About this task:
Print the lines below exactly as written, with none missing.

^^^^^^^^

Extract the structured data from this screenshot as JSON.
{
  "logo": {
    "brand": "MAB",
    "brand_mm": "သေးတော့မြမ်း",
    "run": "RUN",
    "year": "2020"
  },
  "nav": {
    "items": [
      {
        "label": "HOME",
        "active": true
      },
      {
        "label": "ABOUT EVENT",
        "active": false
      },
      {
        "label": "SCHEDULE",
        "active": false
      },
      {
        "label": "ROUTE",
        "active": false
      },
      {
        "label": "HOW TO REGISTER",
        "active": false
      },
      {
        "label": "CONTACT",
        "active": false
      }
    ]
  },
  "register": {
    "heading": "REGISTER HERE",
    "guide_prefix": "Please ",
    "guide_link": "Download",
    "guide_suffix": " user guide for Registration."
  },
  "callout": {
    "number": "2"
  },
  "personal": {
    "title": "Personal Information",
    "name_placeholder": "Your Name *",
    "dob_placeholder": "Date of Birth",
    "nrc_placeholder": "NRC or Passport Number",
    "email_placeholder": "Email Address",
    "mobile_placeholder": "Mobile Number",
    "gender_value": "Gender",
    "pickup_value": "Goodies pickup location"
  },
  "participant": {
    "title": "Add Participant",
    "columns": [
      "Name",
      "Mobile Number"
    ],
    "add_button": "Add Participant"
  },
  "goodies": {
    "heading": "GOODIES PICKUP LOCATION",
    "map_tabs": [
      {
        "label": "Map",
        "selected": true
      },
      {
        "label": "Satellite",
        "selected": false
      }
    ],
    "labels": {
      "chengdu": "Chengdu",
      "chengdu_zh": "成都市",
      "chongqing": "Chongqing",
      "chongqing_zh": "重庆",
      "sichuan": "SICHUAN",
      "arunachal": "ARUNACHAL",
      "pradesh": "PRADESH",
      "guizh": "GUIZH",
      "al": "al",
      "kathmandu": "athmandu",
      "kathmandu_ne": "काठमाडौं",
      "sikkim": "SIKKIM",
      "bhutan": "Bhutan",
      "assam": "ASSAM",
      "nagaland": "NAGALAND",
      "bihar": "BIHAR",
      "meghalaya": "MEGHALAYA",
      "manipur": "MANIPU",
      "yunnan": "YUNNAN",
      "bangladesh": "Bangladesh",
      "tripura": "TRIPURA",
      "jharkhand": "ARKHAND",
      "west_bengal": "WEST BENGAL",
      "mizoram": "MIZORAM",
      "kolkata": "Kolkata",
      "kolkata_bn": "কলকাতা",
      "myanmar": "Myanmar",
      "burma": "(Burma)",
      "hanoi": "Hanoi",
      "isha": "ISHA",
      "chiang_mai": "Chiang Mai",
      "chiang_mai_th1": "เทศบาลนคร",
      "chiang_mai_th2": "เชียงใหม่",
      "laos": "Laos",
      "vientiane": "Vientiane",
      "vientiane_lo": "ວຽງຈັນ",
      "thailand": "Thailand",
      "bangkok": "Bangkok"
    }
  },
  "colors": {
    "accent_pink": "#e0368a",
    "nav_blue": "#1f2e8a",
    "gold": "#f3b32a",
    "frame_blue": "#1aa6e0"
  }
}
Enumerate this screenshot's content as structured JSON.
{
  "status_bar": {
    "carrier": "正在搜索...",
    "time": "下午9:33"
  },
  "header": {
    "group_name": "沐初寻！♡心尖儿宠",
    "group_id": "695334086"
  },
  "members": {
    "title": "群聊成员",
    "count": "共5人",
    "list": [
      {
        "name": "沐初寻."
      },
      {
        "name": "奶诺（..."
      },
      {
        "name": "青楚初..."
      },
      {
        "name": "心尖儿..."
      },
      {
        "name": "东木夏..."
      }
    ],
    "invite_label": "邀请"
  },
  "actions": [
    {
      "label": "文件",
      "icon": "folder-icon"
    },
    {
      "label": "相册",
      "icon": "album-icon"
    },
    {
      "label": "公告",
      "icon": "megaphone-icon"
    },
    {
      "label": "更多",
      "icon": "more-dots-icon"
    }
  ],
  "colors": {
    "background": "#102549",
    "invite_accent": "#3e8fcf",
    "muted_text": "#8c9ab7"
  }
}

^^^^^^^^

Response area:
Extract the structured data from this screenshot as JSON.
{
  "logo": {
    "brand": "MAB",
    "brand_mm": "သေးတော့မြမ်း",
    "run": "RUN",
    "year": "2020"
  },
  "nav": {
    "items": [
      {
        "label": "HOME",
        "active": true
      },
      {
        "label": "ABOUT EVENT",
        "active": false
      },
      {
        "label": "SCHEDULE",
        "active": false
      },
      {
        "label": "ROUTE",
        "active": false
      },
      {
        "label": "HOW TO REGISTER",
        "active": false
      },
      {
        "label": "CONTACT",
        "active": false
      }
    ]
  },
  "register": {
    "heading": "REGISTER HERE",
    "guide_prefix": "Please ",
    "guide_link": "Download",
    "guide_suffix": " user guide for Registration."
  },
  "callout": {
    "number": "2"
  },
  "personal": {
    "title": "Personal Information",
    "name_placeholder": "Your Name *",
    "dob_placeholder": "Date of Birth",
    "nrc_placeholder": "NRC or Passport Number",
    "email_placeholder": "Email Address",
    "mobile_placeholder": "Mobile Number",
    "gender_value": "Gender",
    "pickup_value": "Goodies pickup location"
  },
  "participant": {
    "title": "Add Participant",
    "columns": [
      "Name",
      "Mobile Number"
    ],
    "add_button": "Add Participant"
  },
  "goodies": {
    "heading": "GOODIES PICKUP LOCATION",
    "map_tabs": [
      {
        "label": "Map",
        "selected": true
      },
      {
        "label": "Satellite",
        "selected": false
      }
    ],
    "labels": {
      "chengdu": "Chengdu",
      "chengdu_zh": "成都市",
      "chongqing": "Chongqing",
      "chongqing_zh": "重庆",
      "sichuan": "SICHUAN",
      "arunachal": "ARUNACHAL",
      "pradesh": "PRADESH",
      "guizh": "GUIZH",
      "al": "al",
      "kathmandu": "athmandu",
      "kathmandu_ne": "काठमाडौं",
      "sikkim": "SIKKIM",
      "bhutan": "Bhutan",
      "assam": "ASSAM",
      "nagaland": "NAGALAND",
      "bihar": "BIHAR",
      "meghalaya": "MEGHALAYA",
      "manipur": "MANIPU",
      "yunnan": "YUNNAN",
      "bangladesh": "Bangladesh",
      "tripura": "TRIPURA",
      "jharkhand": "ARKHAND",
      "west_bengal": "WEST BENGAL",
      "mizoram": "MIZORAM",
      "kolkata": "Kolkata",
      "kolkata_bn": "কলকাতা",
      "myanmar": "Myanmar",
      "burma": "(Burma)",
      "hanoi": "Hanoi",
      "isha": "ISHA",
      "chiang_mai": "Chiang Mai",
      "chiang_mai_th1": "เทศบาลนคร",
      "chiang_mai_th2": "เชียงใหม่",
      "laos": "Laos",
      "vientiane": "Vientiane",
      "vientiane_lo": "ວຽງຈັນ",
      "thailand": "Thailand",
      "bangkok": "Bangkok"
    }
  },
  "colors": {
    "accent_pink": "#e0368a",
    "nav_blue": "#1f2e8a",
    "gold": "#f3b32a",
    "frame_blue": "#1aa6e0"
  }
}
Enumerate this screenshot's content as structured JSON.
{
  "status_bar": {
    "carrier": "正在搜索...",
    "time": "下午9:33"
  },
  "header": {
    "group_name": "沐初寻！♡心尖儿宠",
    "group_id": "695334086"
  },
  "members": {
    "title": "群聊成员",
    "count": "共5人",
    "list": [
      {
        "name": "沐初寻."
      },
      {
        "name": "奶诺（..."
      },
      {
        "name": "青楚初..."
      },
      {
        "name": "心尖儿..."
      },
      {
        "name": "东木夏..."
      }
    ],
    "invite_label": "邀请"
  },
  "actions": [
    {
      "label": "文件",
      "icon": "folder-icon"
    },
    {
      "label": "相册",
      "icon": "album-icon"
    },
    {
      "label": "公告",
      "icon": "megaphone-icon"
    },
    {
      "label": "更多",
      "icon": "more-dots-icon"
    }
  ],
  "colors": {
    "background": "#102549",
    "invite_accent": "#3e8fcf",
    "muted_text": "#8c9ab7"
  }
}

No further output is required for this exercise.